“When are we getting out of this god-forsaken hick town, Marie?” Red says. “I’m bored shitless.”
“Red,” she says. “There’s still cake. Keep your pants on.”
She smiles at me.
There it is. That thing adults do. Another reason I’m in no hurry to grow up. And slowly I begin to deflate. Here we are with my mom’s family in Canton. In another week Lee, my dad, and I will be gone. Who knows when I’ll see any of them again. Grandma Rose, Uncle Leo and my cousins, not to mention my own mother. And yet she acts like it’s really nothing. To look at her, you’d think I was only going away on summer vacation for a few weeks. But then again, is it one of those things adults do, or is it just something she does?
Yes, I have been scheming to get her to go along, trying to figure out one last time how to convince her to leave Red and come back to us. I didn’t care who said it was too late. Red. My sister. Dad. I was determined. But who am I fooling? Now I realize how single-mindedly simple-minded I’ve been, how childish. Expecting her to conform to what I want.
I remember Whitman’s “Learn’d Astronomer” poem. They were laying out facts to me, but I never wanted to hear anything that conflicted with what I wanted to be true. Like the guy in the poem who stared up at the stars, I only wanted to wander out to my place on the hillside where I might seek comfort in my fantasies.
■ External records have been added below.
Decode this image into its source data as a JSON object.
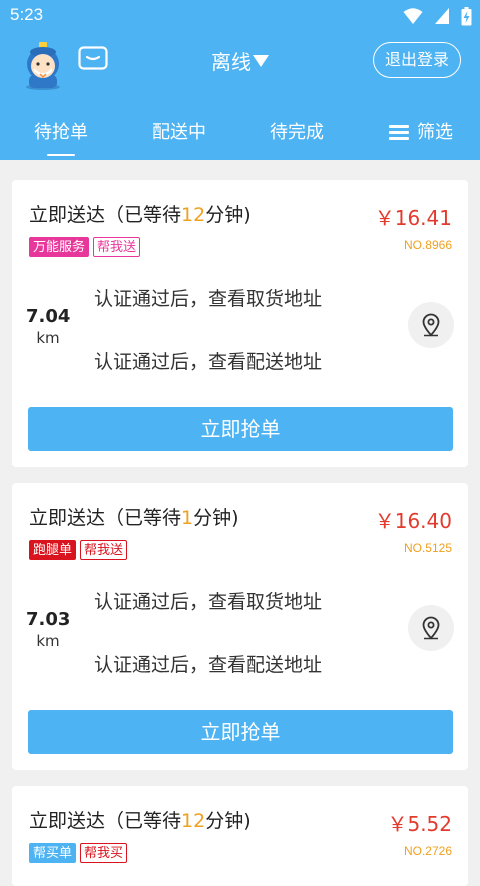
{
  "status_bar": {
    "time": "5:23"
  },
  "header": {
    "mode_label": "离线",
    "logout_label": "退出登录"
  },
  "tabs": [
    {
      "label": "待抢单",
      "active": true
    },
    {
      "label": "配送中",
      "active": false
    },
    {
      "label": "待完成",
      "active": false
    },
    {
      "label": "筛选",
      "active": false
    }
  ],
  "orders": [
    {
      "title_prefix": "立即送达（已等待",
      "wait": "12",
      "title_suffix": "分钟)",
      "price": "￥16.41",
      "order_no": "NO.8966",
      "tag1": "万能服务",
      "tag2": "帮我送",
      "distance": "7.04",
      "unit": "km",
      "pickup": "认证通过后，查看取货地址",
      "delivery": "认证通过后，查看配送地址",
      "button": "立即抢单"
    },
    {
      "title_prefix": "立即送达（已等待",
      "wait": "1",
      "title_suffix": "分钟)",
      "price": "￥16.40",
      "order_no": "NO.5125",
      "tag1": "跑腿单",
      "tag2": "帮我送",
      "distance": "7.03",
      "unit": "km",
      "pickup": "认证通过后，查看取货地址",
      "delivery": "认证通过后，查看配送地址",
      "button": "立即抢单"
    },
    {
      "title_prefix": "立即送达（已等待",
      "wait": "12",
      "title_suffix": "分钟)",
      "price": "￥5.52",
      "order_no": "NO.2726",
      "tag1": "帮买单",
      "tag2": "帮我买"
    }
  ],
  "colors": {
    "primary": "#4db3f2",
    "price": "#e23b2e",
    "accent": "#f0a020",
    "tag_pink": "#e8379a",
    "tag_red": "#d9141e"
  },
  "icons": [
    "wifi-icon",
    "signal-icon",
    "battery-icon",
    "avatar-icon",
    "message-icon",
    "dropdown-triangle-icon",
    "filter-icon",
    "location-pin-icon"
  ]
}
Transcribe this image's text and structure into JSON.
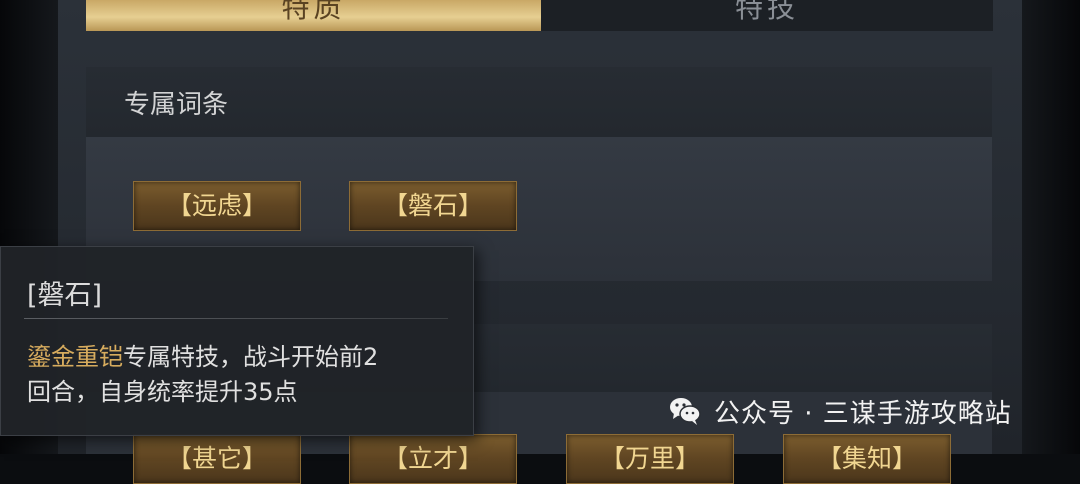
{
  "tabs": [
    {
      "label": "特质",
      "active": true
    },
    {
      "label": "特技",
      "active": false
    }
  ],
  "section_exclusive": {
    "title": "专属词条",
    "tags": [
      "【远虑】",
      "【磐石】"
    ]
  },
  "section_second": {
    "tags": [
      "【甚它】",
      "【立才】",
      "【万里】",
      "【集知】"
    ]
  },
  "tooltip": {
    "title": "[磐石]",
    "equip_name": "鎏金重铠",
    "text_line1": "专属特技，战斗开始前2",
    "text_line2": "回合，自身统率提升35点"
  },
  "watermark": {
    "icon": "wechat-icon",
    "text": "公众号 · 三谋手游攻略站"
  },
  "colors": {
    "gold_tab": "#e6cf92",
    "tag_gold_text": "#f1d691",
    "highlight_gold": "#d7ac5e",
    "panel_bg": "#2b3139"
  }
}
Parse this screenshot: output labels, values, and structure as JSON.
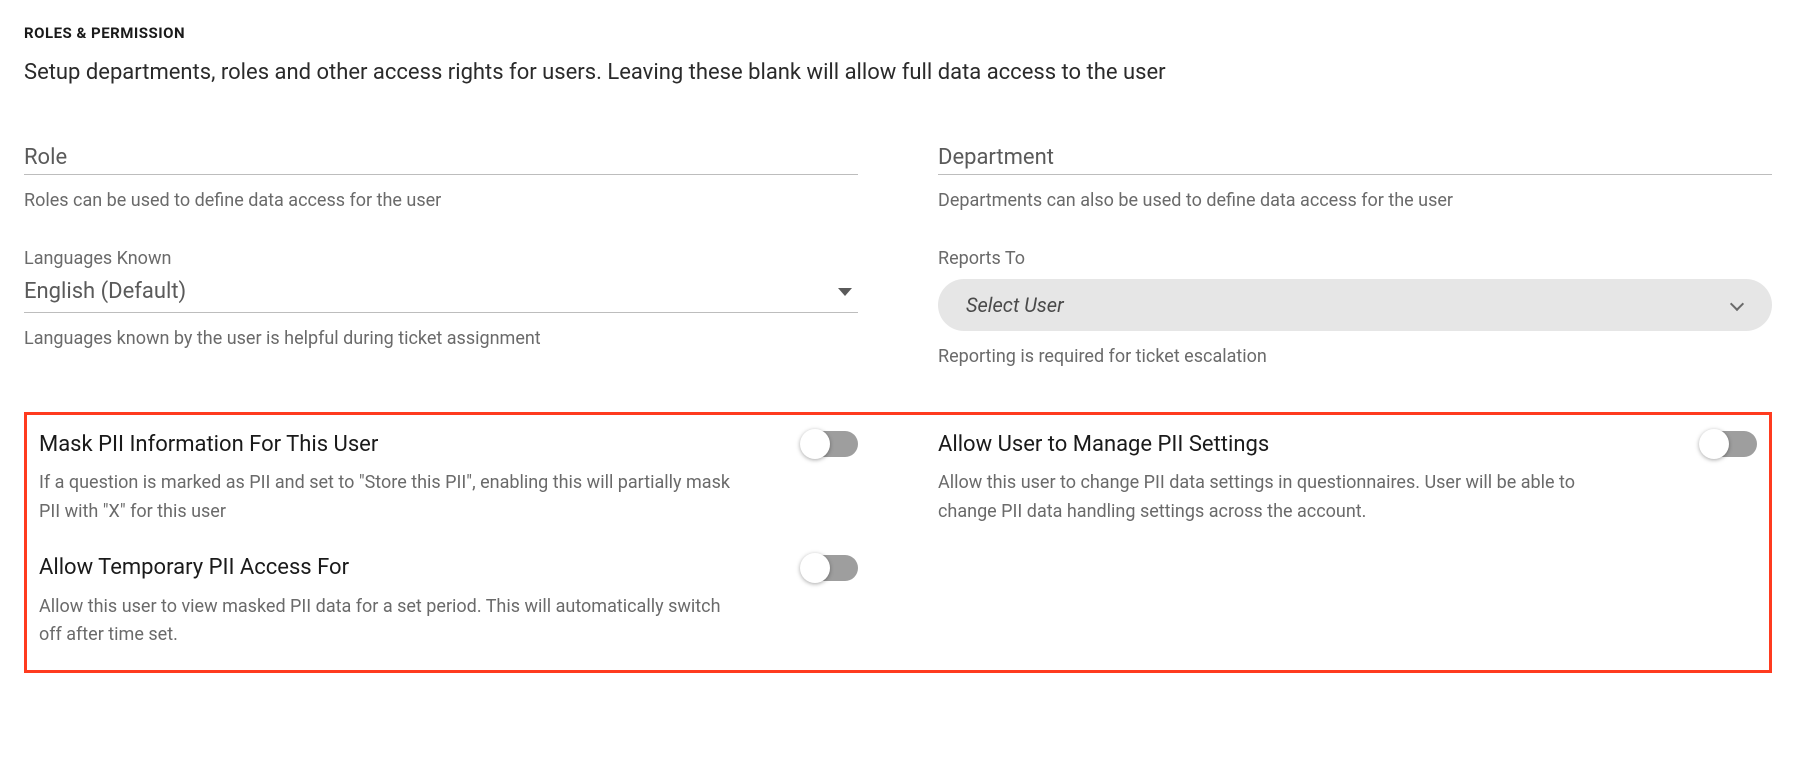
{
  "header": {
    "title": "ROLES & PERMISSION",
    "description": "Setup departments, roles and other access rights for users. Leaving these blank will allow full data access to the user"
  },
  "left": {
    "role": {
      "label": "Role",
      "help": "Roles can be used to define data access for the user"
    },
    "languages": {
      "label": "Languages Known",
      "value": "English (Default)",
      "help": "Languages known by the user is helpful during ticket assignment"
    }
  },
  "right": {
    "department": {
      "label": "Department",
      "help": "Departments can also be used to define data access for the user"
    },
    "reportsTo": {
      "label": "Reports To",
      "placeholder": "Select User",
      "help": "Reporting is required for ticket escalation"
    }
  },
  "pii": {
    "maskPii": {
      "title": "Mask PII Information For This User",
      "help": "If a question is marked as PII and set to \"Store this PII\", enabling this will partially mask PII with \"X\" for this user"
    },
    "tempAccess": {
      "title": "Allow Temporary PII Access For",
      "help": "Allow this user to view masked PII data for a set period. This will automatically switch off after time set."
    },
    "manageSettings": {
      "title": "Allow User to Manage PII Settings",
      "help": "Allow this user to change PII data settings in questionnaires. User will be able to change PII data handling settings across the account."
    }
  }
}
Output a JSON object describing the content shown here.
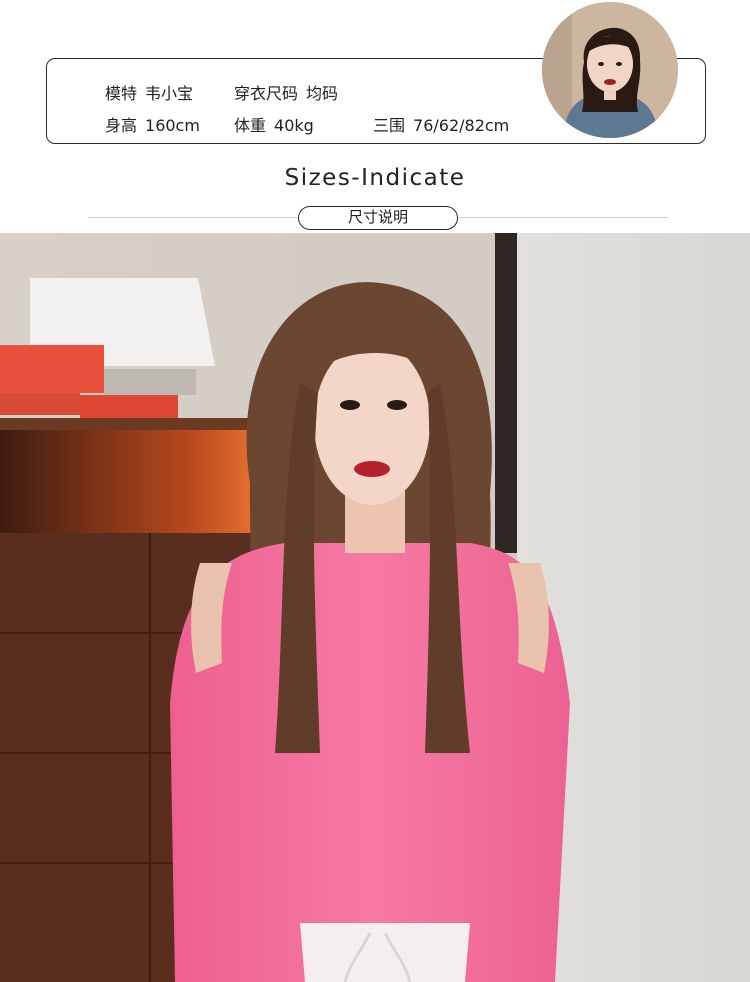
{
  "model_info": {
    "model_label": "模特",
    "model_value": "韦小宝",
    "size_label": "穿衣尺码",
    "size_value": "均码",
    "height_label": "身高",
    "height_value": "160cm",
    "weight_label": "体重",
    "weight_value": "40kg",
    "measurements_label": "三围",
    "measurements_value": "76/62/82cm"
  },
  "section": {
    "heading": "Sizes-Indicate",
    "pill_label": "尺寸说明"
  },
  "colors": {
    "top_pink": "#f46a9a",
    "wall": "#d8d4cf",
    "cabinet_wood": "#5a2e1e",
    "shelf_glow": "#e8602a",
    "hair": "#6b4630"
  }
}
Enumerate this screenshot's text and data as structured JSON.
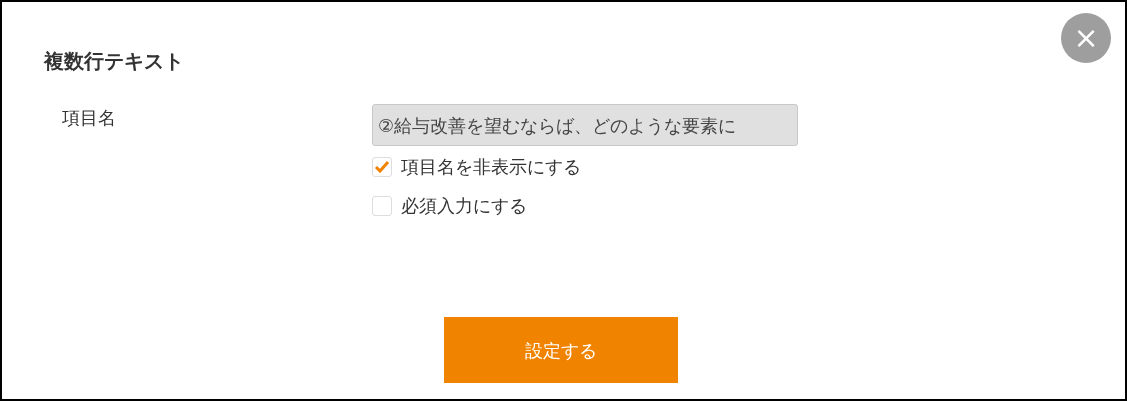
{
  "dialog": {
    "title": "複数行テキスト",
    "close_label": "×"
  },
  "field": {
    "label": "項目名",
    "value": "②給与改善を望むならば、どのような要素に",
    "disabled": true
  },
  "options": [
    {
      "label": "項目名を非表示にする",
      "checked": true
    },
    {
      "label": "必須入力にする",
      "checked": false
    }
  ],
  "submit": "設定する"
}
And now I see that I’m the Pope and Mrs. Long is Copernicus. She’s trying ever so gently to break the news to me–that it no longer makes sense to claim that the place I stand is the center of the universe.
I watch my mother with Red, and as much as I could never believe it when she said so, I see now that this really is what she wants. It doesn’t fit my picture of the universe–that she should want to be with us and not with him–but I’m not sure I can continue to defend that doctrine. How can I hold out another day, clinging to my theory of what should revolve around what, when right in front of me I see a completely different picture.
Then it occurs to me that perhaps my mother’s own untold want is beside the point. Did Mrs. Long see this all along? Was she letting my mother be the lab specimen, playing along with me, indulging my personal obsession–changing my mother’s mind–so she could eventually lead me back around to facing what was really going on inside me? I thought I knew what I wanted most, but it was also the thing I talked about the most. It was not untold, but a thing so obvious, something I so obsessed over that everyone could see it, plain as day. Now I wonder what other thing might lie beneath it.
“Mom,” I say to her, and she turns back from watching the rest of the family seated around the picnic table and in folding chairs on the patio.
“Yes, honey,” she says.
“Are you happy?”
She looks over at Red sitting beside her and she smiles.
“Happy as a clam,” she says.
Red looks at me and nods.